> [Exercise details]:
Output all entries verbatim. Skip pictures.

•••

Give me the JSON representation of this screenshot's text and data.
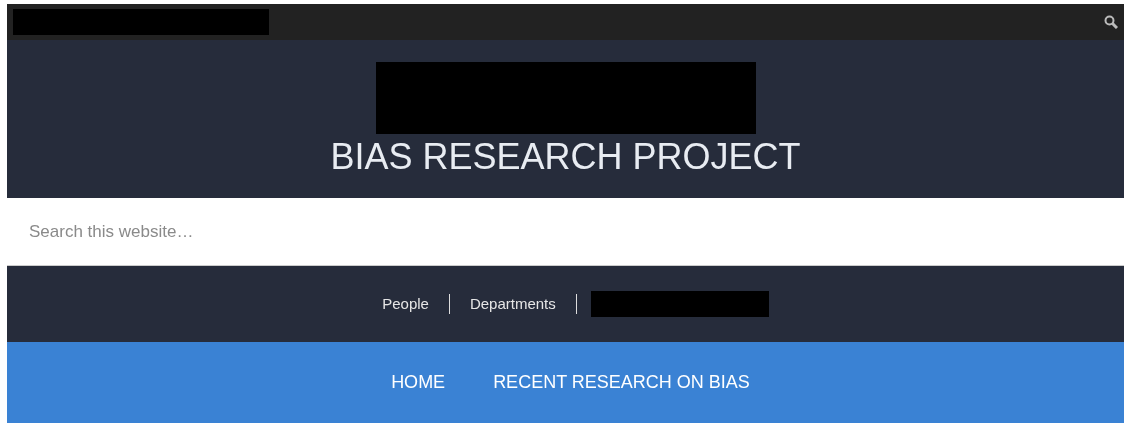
{
  "site_title": "BIAS RESEARCH PROJECT",
  "search": {
    "placeholder": "Search this website…"
  },
  "secondary_nav": [
    {
      "label": "People"
    },
    {
      "label": "Departments"
    }
  ],
  "primary_nav": [
    {
      "label": "HOME"
    },
    {
      "label": "RECENT RESEARCH ON BIAS"
    }
  ]
}
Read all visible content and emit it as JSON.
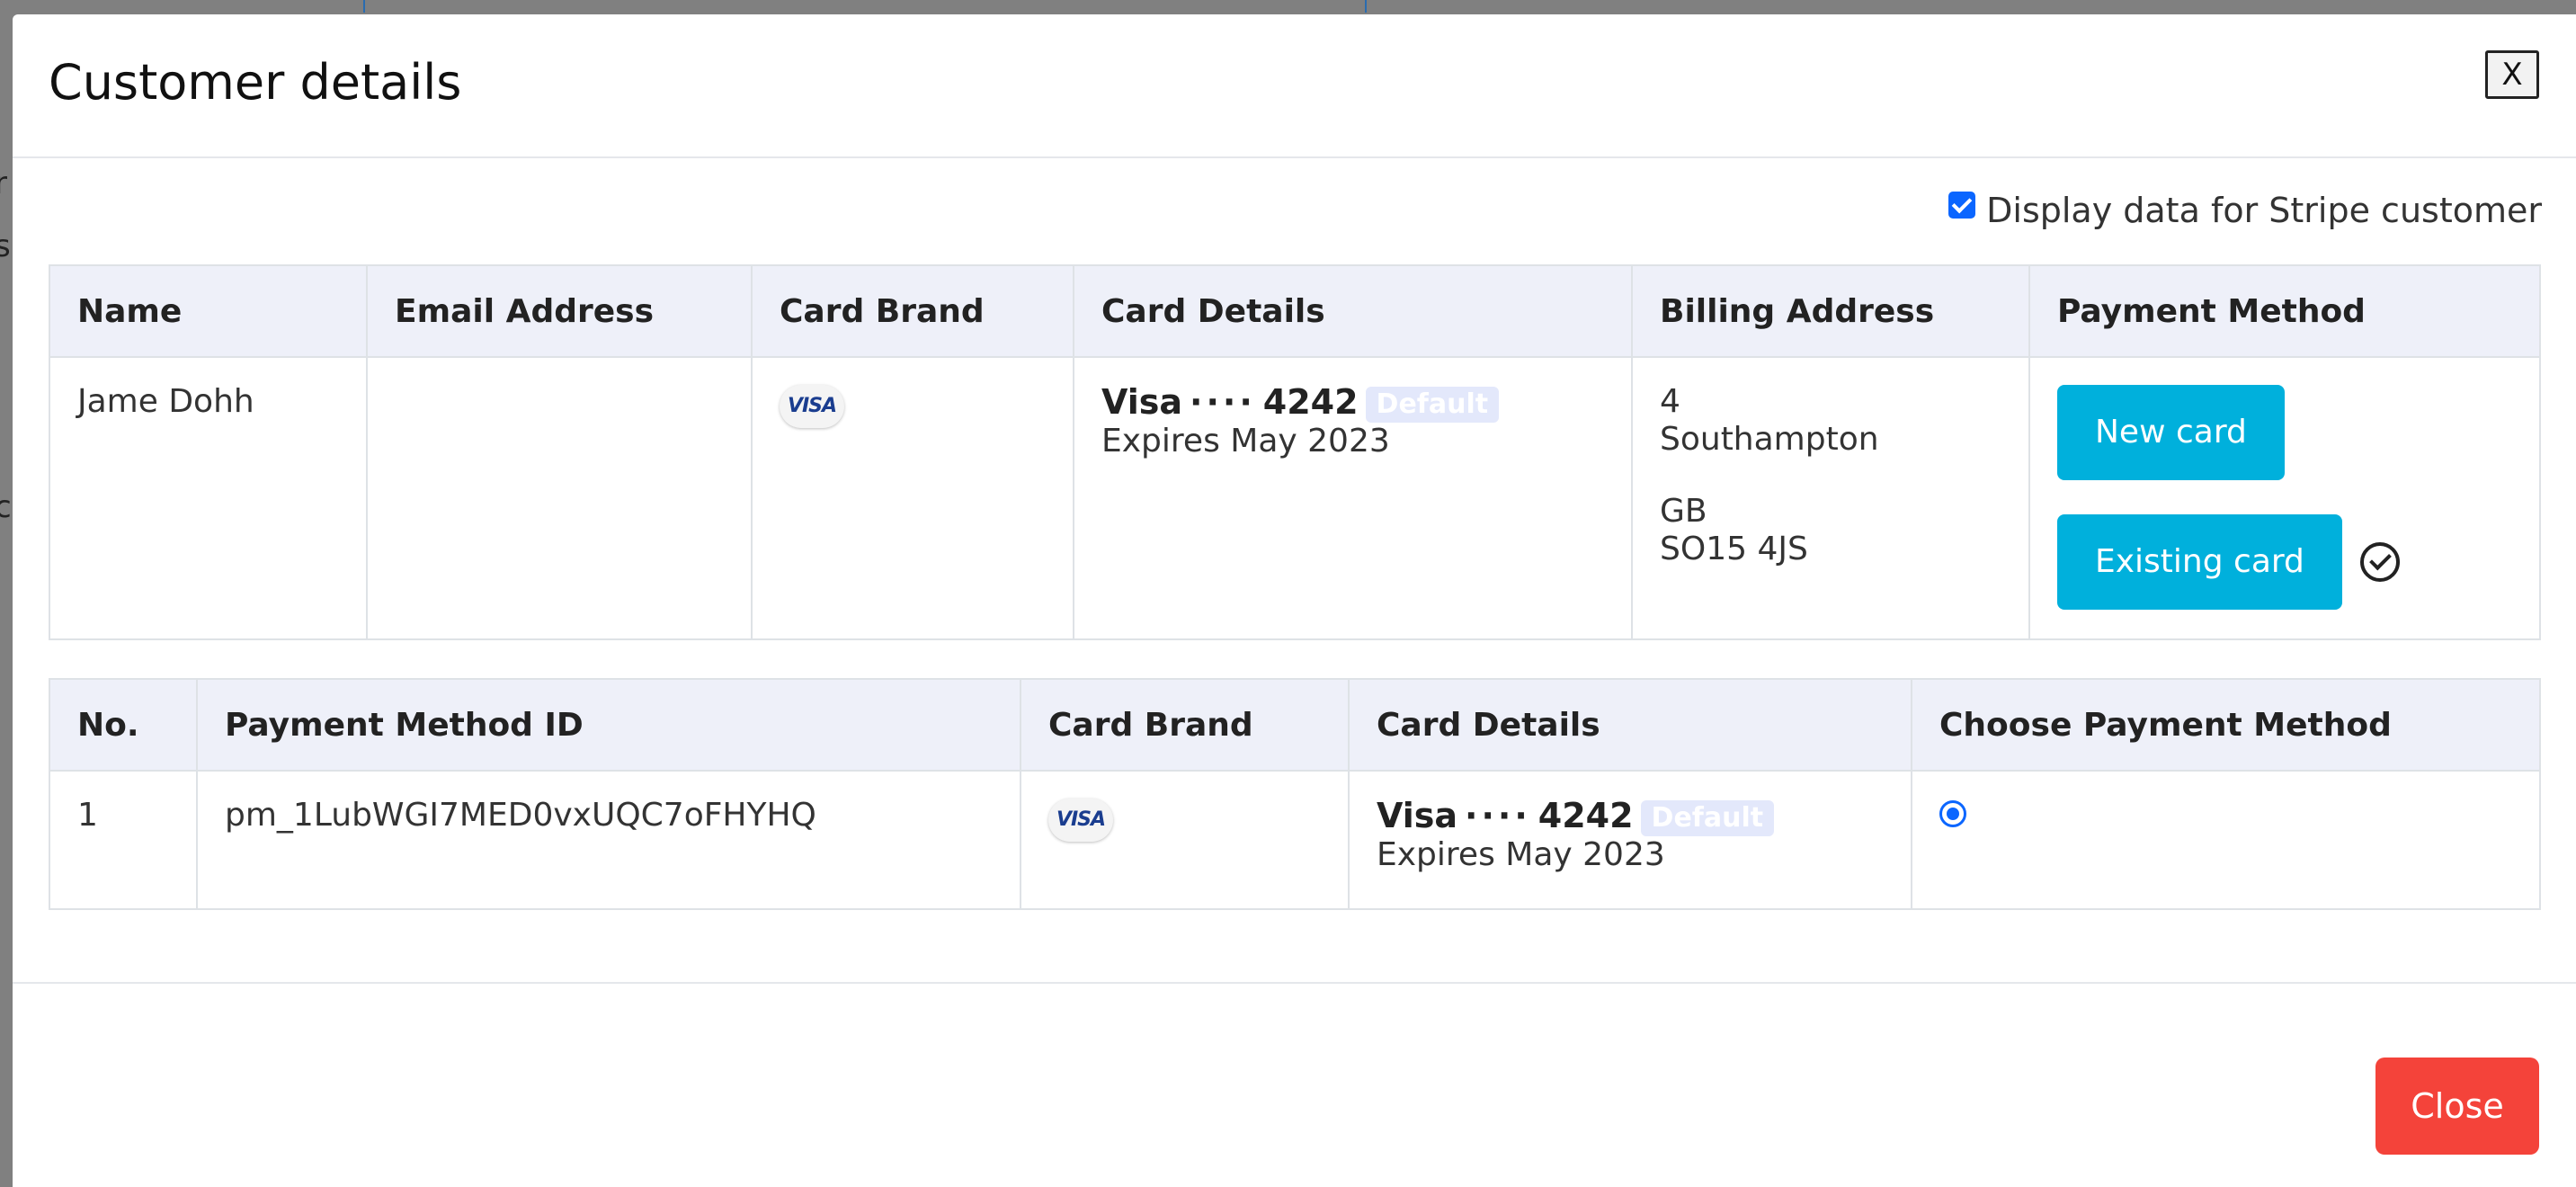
{
  "backdrop": {
    "fragments": [
      "r",
      "s",
      "c"
    ]
  },
  "modal": {
    "title": "Customer details",
    "close_x_label": "X",
    "stripe_toggle_label": "Display data for Stripe customer",
    "stripe_toggle_checked": true,
    "footer_close_label": "Close"
  },
  "customer_table": {
    "headers": [
      "Name",
      "Email Address",
      "Card Brand",
      "Card Details",
      "Billing Address",
      "Payment Method"
    ],
    "row": {
      "name": "Jame Dohh",
      "email": "",
      "card_brand_icon": "visa-icon",
      "card_brand_text": "VISA",
      "card_brand": "Visa",
      "card_dots": "····",
      "card_last4": "4242",
      "default_badge": "Default",
      "expires": "Expires May 2023",
      "billing_address": {
        "line1": "4",
        "city": "Southampton",
        "country": "GB",
        "postcode": "SO15 4JS"
      },
      "new_card_label": "New card",
      "existing_card_label": "Existing card"
    }
  },
  "methods_table": {
    "headers": [
      "No.",
      "Payment Method ID",
      "Card Brand",
      "Card Details",
      "Choose Payment Method"
    ],
    "rows": [
      {
        "no": "1",
        "pm_id": "pm_1LubWGI7MED0vxUQC7oFHYHQ",
        "card_brand_text": "VISA",
        "card_brand": "Visa",
        "card_dots": "····",
        "card_last4": "4242",
        "default_badge": "Default",
        "expires": "Expires May 2023",
        "selected": true
      }
    ]
  },
  "colors": {
    "primary_button": "#00b0dc",
    "close_button": "#f4433a",
    "header_bg": "#eef0f9",
    "accent_blue": "#0b66ff"
  }
}
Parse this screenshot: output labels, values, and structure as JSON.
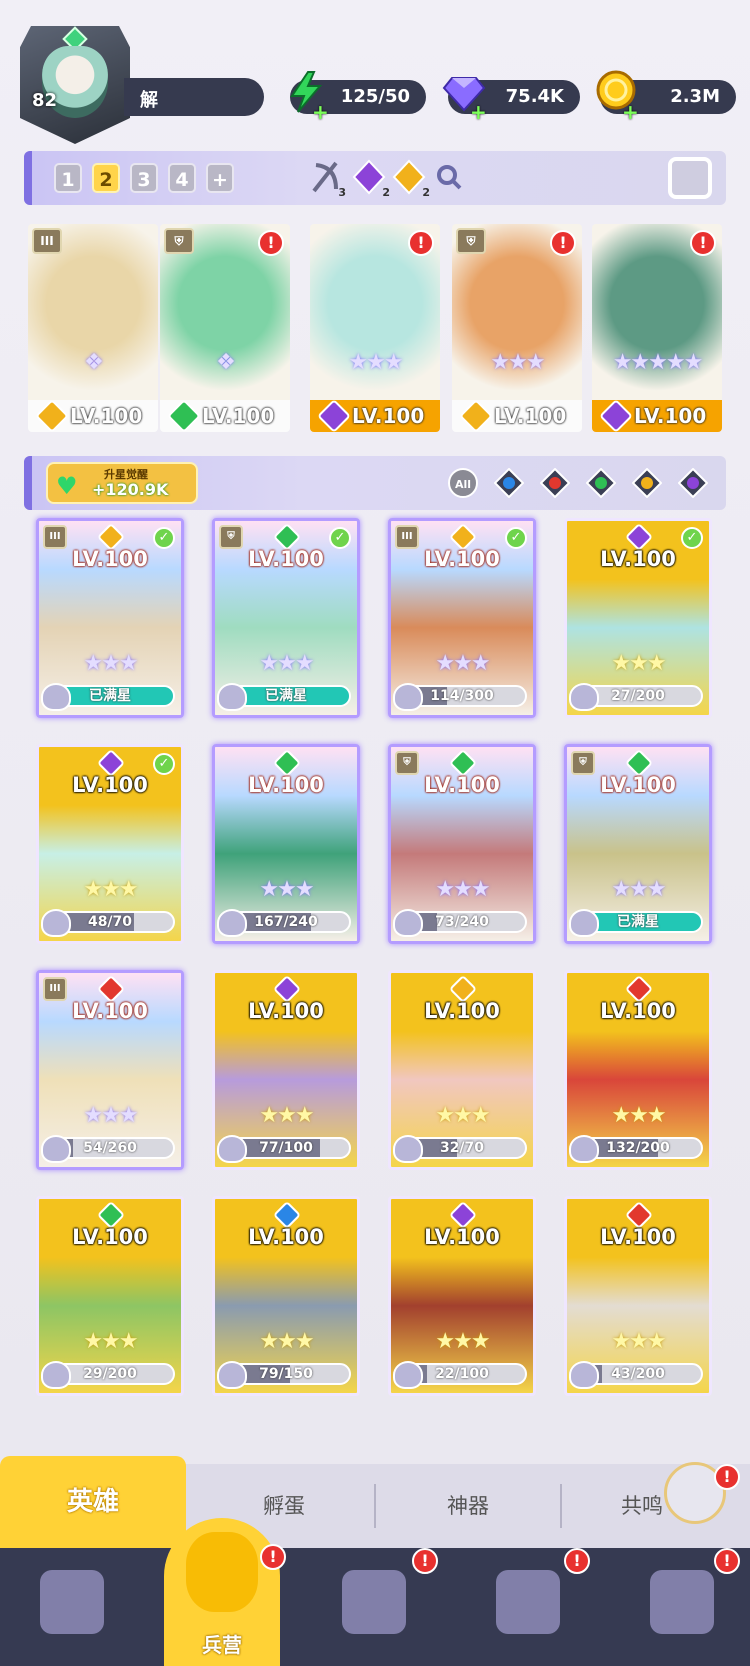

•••

> [Finished exercise]:
Give me the JSON representation of this screenshot's text and data.
{
  "site_title": "BIAS RESEARCH PROJECT",
  "search": {
    "placeholder": "Search this website…"
  },
  "secondary_nav": [
    {
      "label": "People"
    },
    {
      "label": "Departments"
    }
  ],
  "primary_nav": [
    {
      "label": "HOME"
    },
    {
      "label": "RECENT RESEARCH ON BIAS"
    }
  ]
}
Read all visible content and emit it as JSON.
{
  "backdrop": {
    "fragments": [
      "r",
      "s",
      "c"
    ]
  },
  "modal": {
    "title": "Customer details",
    "close_x_label": "X",
    "stripe_toggle_label": "Display data for Stripe customer",
    "stripe_toggle_checked": true,
    "footer_close_label": "Close"
  },
  "customer_table": {
    "headers": [
      "Name",
      "Email Address",
      "Card Brand",
      "Card Details",
      "Billing Address",
      "Payment Method"
    ],
    "row": {
      "name": "Jame Dohh",
      "email": "",
      "card_brand_icon": "visa-icon",
      "card_brand_text": "VISA",
      "card_brand": "Visa",
      "card_dots": "····",
      "card_last4": "4242",
      "default_badge": "Default",
      "expires": "Expires May 2023",
      "billing_address": {
        "line1": "4",
        "city": "Southampton",
        "country": "GB",
        "postcode": "SO15 4JS"
      },
      "new_card_label": "New card",
      "existing_card_label": "Existing card"
    }
  },
  "methods_table": {
    "headers": [
      "No.",
      "Payment Method ID",
      "Card Brand",
      "Card Details",
      "Choose Payment Method"
    ],
    "rows": [
      {
        "no": "1",
        "pm_id": "pm_1LubWGI7MED0vxUQC7oFHYHQ",
        "card_brand_text": "VISA",
        "card_brand": "Visa",
        "card_dots": "····",
        "card_last4": "4242",
        "default_badge": "Default",
        "expires": "Expires May 2023",
        "selected": true
      }
    ]
  },
  "colors": {
    "primary_button": "#00b0dc",
    "close_button": "#f4433a",
    "header_bg": "#eef0f9",
    "accent_blue": "#0b66ff"
  }
}
Parse this screenshot: output labels, values, and structure as JSON.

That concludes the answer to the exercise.